Perhaps sensing that extending the bond issue was a nonstarter, Bach has revived an idea that Colorado Springs voters repealed 23 years ago — a dedicated sales tax to fund capital improvements.
Urged on by Douglas Bruce, residents voted in 1991 to phase out a half-cent sales tax specifically dedicated to capital improvements that had been imposed by City Council several years before. In the years since, capital improvement projects have been the red-headed stepchildren of city government, always last in line for funding.
Bach has shifted his focus, if not his basic contention. He calls the tax another way to provide “a holistic, one-step approach to solving the city’s entire CIP backlog.”

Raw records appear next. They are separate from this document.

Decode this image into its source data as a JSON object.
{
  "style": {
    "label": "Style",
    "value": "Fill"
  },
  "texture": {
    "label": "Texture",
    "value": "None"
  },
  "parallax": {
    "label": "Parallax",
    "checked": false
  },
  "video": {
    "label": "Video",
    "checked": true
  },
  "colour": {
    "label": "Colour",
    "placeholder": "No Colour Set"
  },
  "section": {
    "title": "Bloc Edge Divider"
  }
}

“The much-publicized separate stormwater funding initiative brought forward this year will only solve a part of a much bigger critical infrastructure problem,” Bach said in a release.
A 3/4-cent sales tax would raise approximately $52.5 million annually, while a 1 percent tax could raise $70 million. Bach suggested either tax would sunset in five years unless voters agreed to extend them.

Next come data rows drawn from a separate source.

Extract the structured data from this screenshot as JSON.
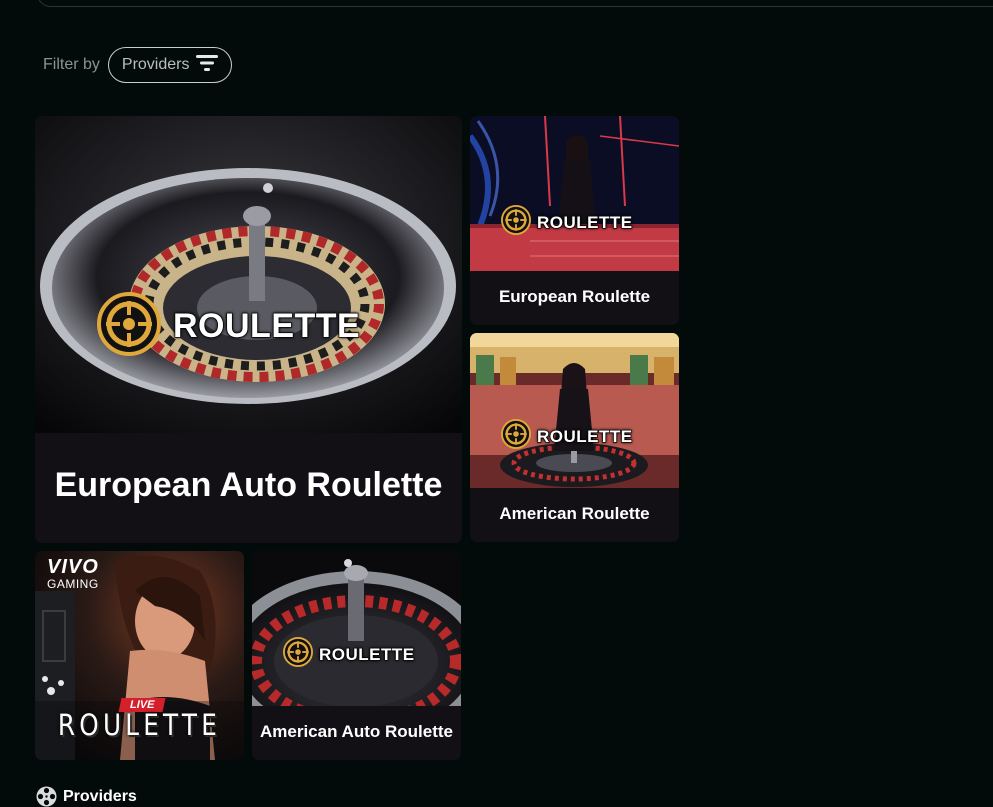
{
  "filter": {
    "label": "Filter by",
    "button_label": "Providers"
  },
  "games": [
    {
      "title": "European Auto Roulette",
      "badge": "ROULETTE"
    },
    {
      "title": "European Roulette",
      "badge": "ROULETTE"
    },
    {
      "title": "American Roulette",
      "badge": "ROULETTE"
    },
    {
      "title": "",
      "brand_top": "VIVO",
      "brand_bottom": "GAMING",
      "tag": "LIVE",
      "badge": "ROULETTE"
    },
    {
      "title": "American Auto Roulette",
      "badge": "ROULETTE"
    }
  ],
  "providers_section": {
    "heading": "Providers"
  },
  "icons": {
    "filter": "filter-lines-icon",
    "roulette_logo": "roulette-wheel-icon",
    "providers": "film-reel-icon"
  },
  "colors": {
    "background": "#030b0a",
    "tile_bg": "#121015",
    "badge_gold": "#e0a83a",
    "live_red": "#d4202a"
  }
}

Council wasn’t impressed by the new package, though Knight gave Mayor Bach credit for introducing the dreaded “T” word, which Bach had steadfastly resisted for three years.
The usually low-key Cox became emotional at one point, saying, “We’re tired of crumbling infrastructure, broken streets and unmaintained parks. Stormwater is only 26 percent of our problems. It has been suggested that we wait our turn. You’ve had a laser focus on stormwater. How long are we going to wait? One year, two years, five years? We’re at a tipping point.”
Cox emphasized that the executive branch is ready to sit down with Council and stormwater advocates and craft a comprehensive solution. That didn’t impress Val Snider, Council’s liaison to the citizen-driven stormwater task force.
“We’ve been holding meetings since 2012, and we’ve invited the executive branch to every one, and they never showed up,” Snider said angrily. “I’m aghast that you’re coming forward with this now.”
Mayor’s power diminished
Polls commissioned by the task force show overwhelming support for a regional, fee-based stormwater authority. That has apparently sent a powerful message to councilors and county commissioners, persuading them to focus on stormwater. Bach’s proposals have no significant support, and since he hasn’t been at the table helping to formulate the IGA, the final document is unlikely to please him. Section 7A of the IGA follows:
“In order to ensure that the goals of the PPRDA are accomplished in a timely manner, the financial burden on fee payers is minimized, and the public benefits of drainage control are maximized, each of the Parties will be required to pay a fee based upon impervious surface, as described in Sections 4C and D, above.”
This “maintenance of effort” clause will require some parties to make a cash payment to the Authority annually. The amount could be based on the amount of publicly owned impervious surface (possibly including roads, gutters, curbs, sidewalks, parking lots and rooftops) in the jurisdiction, or based on previous general fund contributions to stormwater funding. The projected bill to the city: about $3 million annually.
Demanding an annual cash contribution in lieu of an undertaking to maintain existing funding may seem unusual, but the clause is aimed at Mayor Bach.
Earlier this year, the board of the Pikes Peak Rural Transportation Authority sent a formal letter of protest to Bach, charging the city with failing to adhere to “maintenance of effort” provisions regarding transit funding. The three council members on the board signed the letter, although City Council had approved the budget containing the transit cuts. Clause 7A is aimed at preventing Bach or his successor from cutting existing stormwater funding.
In addition, Bach is unlikely to embrace the proposed governmental structure. He would be one of 13 board members, along with six councilors, two county commissioners and four elected officials from smaller jurisdictions. Bach would have a vote and a voice, and that’s it.
In retrospect, the mayor may regret that he didn’t make a deal when he had the leverage to do so. Had he participated in the process, he might have three seats on the board and firm support for a future city infrastructure funding package.
But he gambled on his ability to turn the tide — and he may have lost the bet. nCSBJ